**ASSIGNMENT**
Your task is to write out the full listing once more, exactly.

[SUPPLIED RECORDS — start]

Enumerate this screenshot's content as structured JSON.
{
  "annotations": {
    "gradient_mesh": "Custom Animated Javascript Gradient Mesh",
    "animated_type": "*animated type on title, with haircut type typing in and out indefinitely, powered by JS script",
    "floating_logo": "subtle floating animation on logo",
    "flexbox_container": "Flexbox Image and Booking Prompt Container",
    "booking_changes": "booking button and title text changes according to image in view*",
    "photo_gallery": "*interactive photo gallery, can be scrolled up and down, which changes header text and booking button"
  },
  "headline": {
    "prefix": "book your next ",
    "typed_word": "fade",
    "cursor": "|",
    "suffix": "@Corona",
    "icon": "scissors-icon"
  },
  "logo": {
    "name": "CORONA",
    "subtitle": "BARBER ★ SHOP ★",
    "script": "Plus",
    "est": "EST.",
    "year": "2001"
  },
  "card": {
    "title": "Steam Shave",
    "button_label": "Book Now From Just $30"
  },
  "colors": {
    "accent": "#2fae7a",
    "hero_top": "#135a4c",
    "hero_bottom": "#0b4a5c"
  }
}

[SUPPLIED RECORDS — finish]

**EXERCISE RESPONSE**
Enumerate this screenshot's content as structured JSON.
{
  "annotations": {
    "gradient_mesh": "Custom Animated Javascript Gradient Mesh",
    "animated_type": "*animated type on title, with haircut type typing in and out indefinitely, powered by JS script",
    "floating_logo": "subtle floating animation on logo",
    "flexbox_container": "Flexbox Image and Booking Prompt Container",
    "booking_changes": "booking button and title text changes according to image in view*",
    "photo_gallery": "*interactive photo gallery, can be scrolled up and down, which changes header text and booking button"
  },
  "headline": {
    "prefix": "book your next ",
    "typed_word": "fade",
    "cursor": "|",
    "suffix": "@Corona",
    "icon": "scissors-icon"
  },
  "logo": {
    "name": "CORONA",
    "subtitle": "BARBER ★ SHOP ★",
    "script": "Plus",
    "est": "EST.",
    "year": "2001"
  },
  "card": {
    "title": "Steam Shave",
    "button_label": "Book Now From Just $30"
  },
  "colors": {
    "accent": "#2fae7a",
    "hero_top": "#135a4c",
    "hero_bottom": "#0b4a5c"
  }
}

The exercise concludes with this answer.